Nest seem to be motivated by trends like these. They reckon that thermostats control about 50% of a US household’s energy bill, and that a well-designed and properly programmed device will be an attractive proposition to consumers. We’ll wait and see I guess (there’s price premium of about $100 more than competitors), but it could be another example of great product design not only making consumers happier, but also helping to solving social problems. As Nest’s website says: “Technology should be about more than newest, loudest, prettiest. It should make a difference”.
My Dad is thinking of trading in his ten year old Renault Scenic under the government’s car scrappage scheme which launches today, and gives you £2000 to spend on a new car when you trade in your ten year old banger. The aim is to aid the economy by getting people spending, and to get older, more polluting, cars off the road in favour of clean new ones.
The scheme reminds me of when I was a design student and signed up for a course in “Environmentally Sensitive Design“, taught by Prof. Billett, which was the only final year option that had three hour lectures that felt like they flashed past in 30 minutes. One lesson that stuck in my mind was that the most environmentally sensitive behaviour is not always to keep stuff as long as possible – sometimes there is an environmentally optimum lifespan for a product.

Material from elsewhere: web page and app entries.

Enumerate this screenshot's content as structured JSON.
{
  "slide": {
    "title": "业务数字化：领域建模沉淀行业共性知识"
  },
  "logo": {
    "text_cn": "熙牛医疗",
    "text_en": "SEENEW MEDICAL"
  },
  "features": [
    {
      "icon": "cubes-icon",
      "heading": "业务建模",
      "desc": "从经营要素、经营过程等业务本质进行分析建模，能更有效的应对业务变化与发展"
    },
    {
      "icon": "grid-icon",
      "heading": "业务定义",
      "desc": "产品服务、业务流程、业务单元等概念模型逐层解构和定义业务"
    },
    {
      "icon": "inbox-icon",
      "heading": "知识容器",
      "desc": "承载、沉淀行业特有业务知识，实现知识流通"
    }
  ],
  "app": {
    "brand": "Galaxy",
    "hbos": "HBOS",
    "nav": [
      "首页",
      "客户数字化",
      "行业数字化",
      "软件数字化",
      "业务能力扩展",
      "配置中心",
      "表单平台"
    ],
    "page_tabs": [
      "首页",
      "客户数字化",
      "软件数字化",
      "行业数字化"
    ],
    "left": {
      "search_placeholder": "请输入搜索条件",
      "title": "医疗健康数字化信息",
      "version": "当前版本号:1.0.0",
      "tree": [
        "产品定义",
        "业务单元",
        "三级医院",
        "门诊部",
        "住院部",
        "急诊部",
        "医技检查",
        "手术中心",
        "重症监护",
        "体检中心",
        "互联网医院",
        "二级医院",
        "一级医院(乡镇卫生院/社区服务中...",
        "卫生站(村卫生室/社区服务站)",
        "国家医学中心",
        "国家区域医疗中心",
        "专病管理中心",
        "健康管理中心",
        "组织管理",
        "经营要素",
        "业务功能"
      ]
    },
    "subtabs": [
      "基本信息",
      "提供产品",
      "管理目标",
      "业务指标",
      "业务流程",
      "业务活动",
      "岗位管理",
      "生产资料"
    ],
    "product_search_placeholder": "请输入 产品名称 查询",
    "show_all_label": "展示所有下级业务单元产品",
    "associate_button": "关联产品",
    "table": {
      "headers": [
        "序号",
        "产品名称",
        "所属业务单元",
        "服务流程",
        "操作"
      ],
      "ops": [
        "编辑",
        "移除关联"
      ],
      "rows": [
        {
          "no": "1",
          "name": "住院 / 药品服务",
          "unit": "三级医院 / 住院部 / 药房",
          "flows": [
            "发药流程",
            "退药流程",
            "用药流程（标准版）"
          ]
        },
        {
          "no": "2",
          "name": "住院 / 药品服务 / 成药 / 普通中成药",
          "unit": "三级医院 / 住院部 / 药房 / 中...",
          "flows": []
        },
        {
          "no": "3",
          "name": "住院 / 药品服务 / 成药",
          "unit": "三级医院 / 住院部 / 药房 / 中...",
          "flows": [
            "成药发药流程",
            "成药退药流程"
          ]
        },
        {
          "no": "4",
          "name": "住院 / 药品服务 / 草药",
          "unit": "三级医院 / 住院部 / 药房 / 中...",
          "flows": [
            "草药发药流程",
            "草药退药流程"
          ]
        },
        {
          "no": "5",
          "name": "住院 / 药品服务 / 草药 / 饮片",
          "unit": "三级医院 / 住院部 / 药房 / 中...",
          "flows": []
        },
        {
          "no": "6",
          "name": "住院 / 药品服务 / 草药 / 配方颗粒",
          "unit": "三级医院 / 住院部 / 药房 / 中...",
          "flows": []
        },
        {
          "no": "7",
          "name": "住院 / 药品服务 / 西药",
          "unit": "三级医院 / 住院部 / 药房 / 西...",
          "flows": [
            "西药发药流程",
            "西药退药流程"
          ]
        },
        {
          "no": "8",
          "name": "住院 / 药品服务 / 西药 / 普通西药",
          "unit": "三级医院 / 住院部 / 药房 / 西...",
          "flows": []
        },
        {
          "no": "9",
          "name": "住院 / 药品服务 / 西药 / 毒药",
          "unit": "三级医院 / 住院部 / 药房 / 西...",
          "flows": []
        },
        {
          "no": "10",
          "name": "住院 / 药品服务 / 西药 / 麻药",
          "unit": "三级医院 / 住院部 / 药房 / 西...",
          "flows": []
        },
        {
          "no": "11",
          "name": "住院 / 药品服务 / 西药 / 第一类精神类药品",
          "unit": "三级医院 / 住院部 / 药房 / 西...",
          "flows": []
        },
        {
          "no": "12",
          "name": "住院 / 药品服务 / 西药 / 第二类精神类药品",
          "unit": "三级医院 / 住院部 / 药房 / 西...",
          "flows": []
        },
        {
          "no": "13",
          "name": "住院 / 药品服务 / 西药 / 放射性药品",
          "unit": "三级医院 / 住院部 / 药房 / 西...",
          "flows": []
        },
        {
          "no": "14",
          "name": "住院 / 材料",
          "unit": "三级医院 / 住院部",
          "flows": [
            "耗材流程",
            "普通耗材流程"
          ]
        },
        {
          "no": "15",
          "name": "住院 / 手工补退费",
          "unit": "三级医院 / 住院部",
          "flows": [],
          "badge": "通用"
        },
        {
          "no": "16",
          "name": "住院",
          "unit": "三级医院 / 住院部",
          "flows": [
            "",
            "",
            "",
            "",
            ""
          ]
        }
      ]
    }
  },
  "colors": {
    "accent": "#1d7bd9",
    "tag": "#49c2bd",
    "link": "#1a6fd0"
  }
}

This is often the case when a product consumes resources (like energy or water), and successive iterations of that product result in decreasing energy consumption. Ann Chalkley’s paper uses data about energy consumption of building and running a dishwasher and fits exponential curves to them, showing that the optimum lifespan of a dishwasher built in 1990 was 6.97 years, and predicting that the optimum lifespan of a dishwasher bought in 2009 will be 8.67 years.
It’s an interesting idea, but I’m not sure how universally applicable it is. I tried to work out the curves for my Dad’s Renault Scenic, but the fuel consumption for 1.9 diesel Scenics doesn’t follow the same pattern: the ’97 to ’99 model was 40mpg, the ’99 to ’03 did improve to 49mpg, but then the ’03 model spoilt it by dropping to 47mpg.
Which technologies are gradual enough to fit curves to? Can we design products that drop apart after their environmentally optimum lifespans and would we want to own them? Which cars are the period of ten years chosen by the government based on?